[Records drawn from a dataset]
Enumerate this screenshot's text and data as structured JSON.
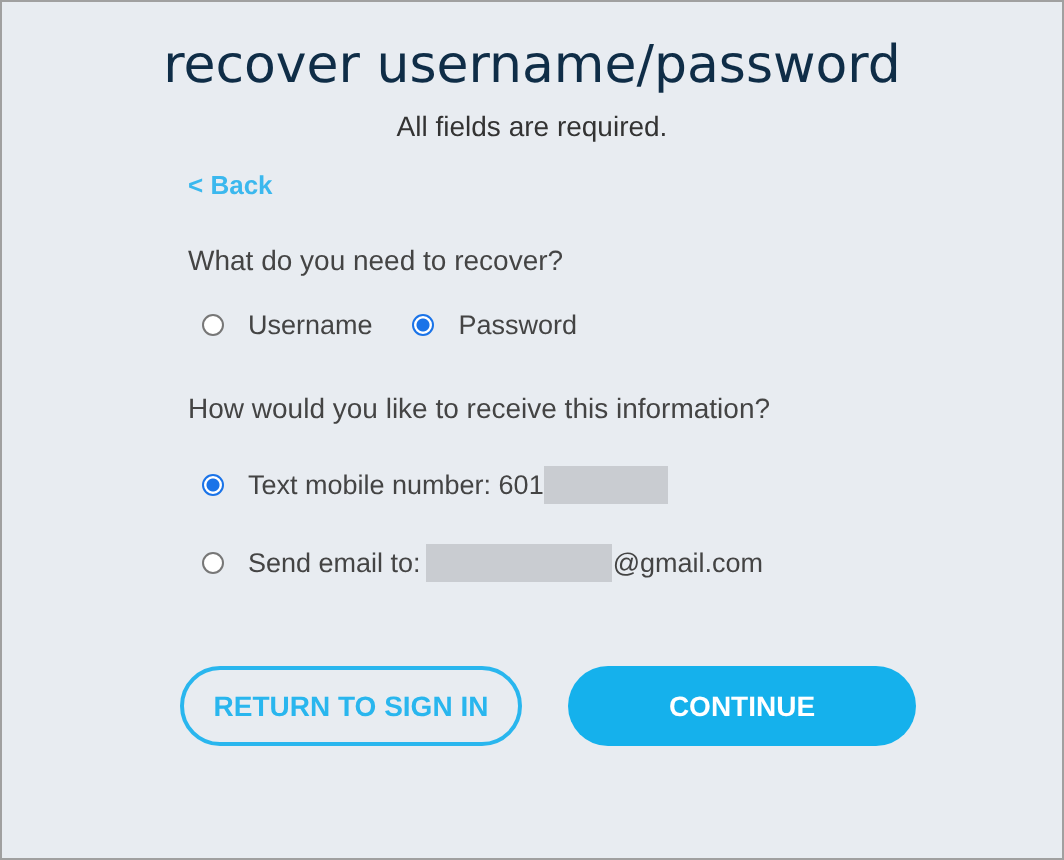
{
  "title": "recover username/password",
  "subtitle": "All fields are required.",
  "back_link": "< Back",
  "recover_question": "What do you need to recover?",
  "recover_options": [
    {
      "label": "Username",
      "selected": false
    },
    {
      "label": "Password",
      "selected": true
    }
  ],
  "receive_question": "How would you like to receive this information?",
  "receive_options": [
    {
      "label": "Text mobile number: 601",
      "redacted": true,
      "selected": true
    },
    {
      "label": "Send email to:",
      "redacted": true,
      "suffix": "@gmail.com",
      "selected": false
    }
  ],
  "buttons": [
    {
      "label": "RETURN TO SIGN IN",
      "kind": "secondary"
    },
    {
      "label": "CONTINUE",
      "kind": "primary"
    }
  ]
}
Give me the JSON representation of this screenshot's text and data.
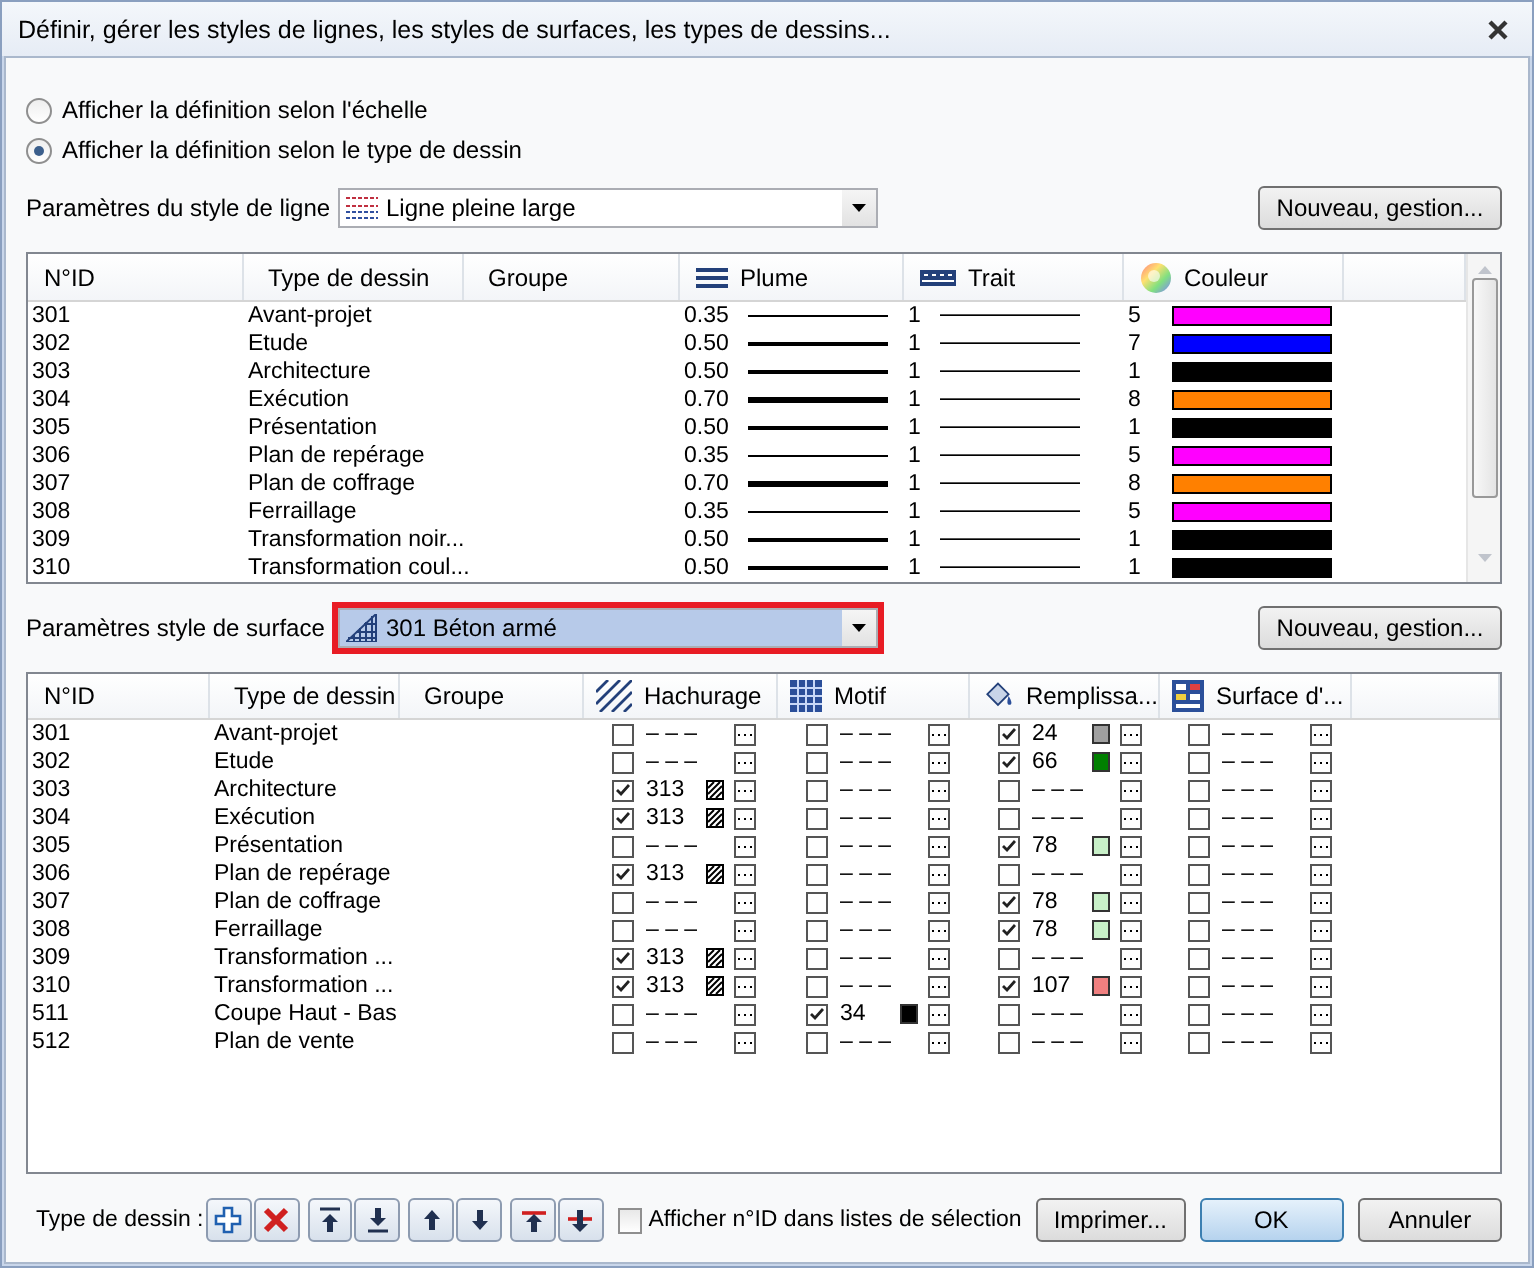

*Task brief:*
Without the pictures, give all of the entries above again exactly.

*Finished exercise:*
Enumerate this screenshot's text and data as structured JSON.
{
  "title": "recover username/password",
  "subtitle": "All fields are required.",
  "back_link": "< Back",
  "recover_question": "What do you need to recover?",
  "recover_options": [
    {
      "label": "Username",
      "selected": false
    },
    {
      "label": "Password",
      "selected": true
    }
  ],
  "receive_question": "How would you like to receive this information?",
  "receive_options": [
    {
      "label": "Text mobile number: 601",
      "redacted": true,
      "selected": true
    },
    {
      "label": "Send email to:",
      "redacted": true,
      "suffix": "@gmail.com",
      "selected": false
    }
  ],
  "buttons": [
    {
      "label": "RETURN TO SIGN IN",
      "kind": "secondary"
    },
    {
      "label": "CONTINUE",
      "kind": "primary"
    }
  ]
}
Give me the JSON representation of this screenshot's text and data.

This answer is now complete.